I must say I am very much enjoying this learning process and am thankful to JukePop for accepting my story, which gave me that little extra push to dive in. I am very appreciative to those of you who have had the patience to get past chapter one and on to the rest of what Dosterra has to offer. I hope you will continue, and I hope these reviews will encourage some others to follow suit knowing there is something to look forward to.

In case anyone is wondering, chapter seven is only a few days away 🙂

Dosterra Review by The Word Bookie

Another positive review of Dosterra comes to you via The Word Bookie. This review has some good things to say about my writing and characters ( 🙂 ) and has also given me some constructive things to think about. What more can a new writer ask of a review?

I’m glad to have gotten a review from The Word Bookie, an all-around book blog written by a freelance writer–getting another writer’s perspective is always beneficial. This blog gives perspective on everything from best sellers to newbies like me so I recommend book lovers check it out.

Dosterra Review by Sammi Cox

Check out this latest review of Dosterra by Sammi Cox.

Sammi has an eclectic blog that drew me in immediately. It’s fun and colourful, and along with some great book reviews it includes posts on, publishing, Sammi’s own writing, and a very interesting category of creative imaginings that some of you might find worth checking out.

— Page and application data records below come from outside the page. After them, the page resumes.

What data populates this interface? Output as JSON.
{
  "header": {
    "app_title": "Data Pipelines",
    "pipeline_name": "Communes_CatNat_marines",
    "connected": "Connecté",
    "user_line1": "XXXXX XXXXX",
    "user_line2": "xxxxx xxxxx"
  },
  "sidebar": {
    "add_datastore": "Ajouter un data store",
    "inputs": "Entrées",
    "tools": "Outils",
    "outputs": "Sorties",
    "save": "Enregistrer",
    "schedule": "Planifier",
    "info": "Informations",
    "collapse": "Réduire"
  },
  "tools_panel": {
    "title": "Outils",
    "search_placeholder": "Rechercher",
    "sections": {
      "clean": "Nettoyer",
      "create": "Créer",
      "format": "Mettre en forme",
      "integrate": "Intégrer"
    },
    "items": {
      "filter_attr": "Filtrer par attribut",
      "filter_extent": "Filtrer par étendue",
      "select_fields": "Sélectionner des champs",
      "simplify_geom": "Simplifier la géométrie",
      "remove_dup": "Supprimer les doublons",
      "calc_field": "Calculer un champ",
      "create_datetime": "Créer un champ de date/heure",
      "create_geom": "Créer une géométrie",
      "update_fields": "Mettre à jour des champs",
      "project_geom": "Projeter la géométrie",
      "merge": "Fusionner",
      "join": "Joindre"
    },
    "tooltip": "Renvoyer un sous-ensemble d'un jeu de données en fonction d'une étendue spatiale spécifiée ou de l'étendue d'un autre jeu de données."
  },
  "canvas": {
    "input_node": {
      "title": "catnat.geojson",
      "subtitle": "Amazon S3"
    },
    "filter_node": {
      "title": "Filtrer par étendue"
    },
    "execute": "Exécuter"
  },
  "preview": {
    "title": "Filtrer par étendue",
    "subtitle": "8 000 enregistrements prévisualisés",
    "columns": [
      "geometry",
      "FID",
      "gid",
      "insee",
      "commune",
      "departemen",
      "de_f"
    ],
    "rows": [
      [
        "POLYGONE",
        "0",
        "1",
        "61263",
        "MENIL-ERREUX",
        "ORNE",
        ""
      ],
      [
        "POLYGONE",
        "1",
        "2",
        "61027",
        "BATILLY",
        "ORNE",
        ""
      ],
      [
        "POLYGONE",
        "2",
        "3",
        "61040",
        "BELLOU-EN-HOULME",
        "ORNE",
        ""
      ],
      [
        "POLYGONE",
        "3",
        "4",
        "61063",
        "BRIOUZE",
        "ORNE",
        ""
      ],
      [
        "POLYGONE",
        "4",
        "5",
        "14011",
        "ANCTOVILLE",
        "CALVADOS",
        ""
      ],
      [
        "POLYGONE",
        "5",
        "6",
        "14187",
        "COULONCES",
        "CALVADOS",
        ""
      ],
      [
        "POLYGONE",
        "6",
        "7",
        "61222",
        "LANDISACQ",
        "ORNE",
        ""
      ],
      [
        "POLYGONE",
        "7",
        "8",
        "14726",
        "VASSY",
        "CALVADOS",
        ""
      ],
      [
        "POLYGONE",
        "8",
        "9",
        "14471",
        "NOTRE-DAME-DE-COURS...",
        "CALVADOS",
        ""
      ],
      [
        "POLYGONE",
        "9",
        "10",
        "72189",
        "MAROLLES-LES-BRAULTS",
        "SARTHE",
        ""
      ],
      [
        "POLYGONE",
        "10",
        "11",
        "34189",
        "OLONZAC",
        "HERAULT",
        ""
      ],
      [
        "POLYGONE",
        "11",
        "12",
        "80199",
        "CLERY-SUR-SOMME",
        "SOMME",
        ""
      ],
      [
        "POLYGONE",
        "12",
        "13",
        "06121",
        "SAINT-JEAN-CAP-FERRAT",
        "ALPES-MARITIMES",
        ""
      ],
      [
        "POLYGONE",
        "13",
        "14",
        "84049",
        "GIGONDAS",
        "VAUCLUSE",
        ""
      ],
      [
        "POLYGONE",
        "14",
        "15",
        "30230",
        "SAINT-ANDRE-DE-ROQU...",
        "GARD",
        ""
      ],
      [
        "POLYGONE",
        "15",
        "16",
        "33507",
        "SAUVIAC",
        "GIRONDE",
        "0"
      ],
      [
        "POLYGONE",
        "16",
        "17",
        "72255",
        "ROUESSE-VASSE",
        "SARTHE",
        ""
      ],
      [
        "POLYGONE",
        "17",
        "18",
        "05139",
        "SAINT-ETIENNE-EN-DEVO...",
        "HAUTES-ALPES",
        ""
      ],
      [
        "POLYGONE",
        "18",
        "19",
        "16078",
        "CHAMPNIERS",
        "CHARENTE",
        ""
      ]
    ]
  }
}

Thank you Sammi for the kind words about Dosterra. For those visiting me for the first time, Dosterra is my dystopian sci fi novel that is being published by chapter on the genre fiction site JukePop Serials. Chapters 1-6 are currently available and chapter 7 will be I published in a week or so. Its free to read. All you need is an email address to sign up–or you can sign in with your facebook account if you prefer–and have access to a plentiful supply of serial fiction from a number of genres including (but not limited to) Mystery, Crime, Fantasy, Sci Fi, even Modern Romance.

Hope you’ll take the time to check it out.

Dosterra’s First Review

My serial novel Dosterra has received it’s first review from Fiona’s Book Blog. First, I would like to say that I think Fiona’s Book Blog is a great resource to readers and writers alike. It is all too common today for reviews to be dishonest, or simply not helpful. This blog is one that provides the honest opinion of it’s author, providing useful information to potential readers and real feedback to writers.

This is apparent in the review of Dosterra, which based on chapters 0ne-six was given 3.5/5 stars. Now my ego of course would prefer something more like 5/5. However, as I have discussed before, I am learning to write a novel. Key word learning. It’s not perfect, and I need people to tell me how it is not perfect if I’m going to improve. This review points out that it took me a couple of chapters to find my feet with Dosterra. I’d love to go back in time and fix it, but since the science in my story does not (yet) exist in real life, that is not an option.

The best I can do is learn and move forward. Reviewers like Fiona’s Book Blog can help me do that. 🙂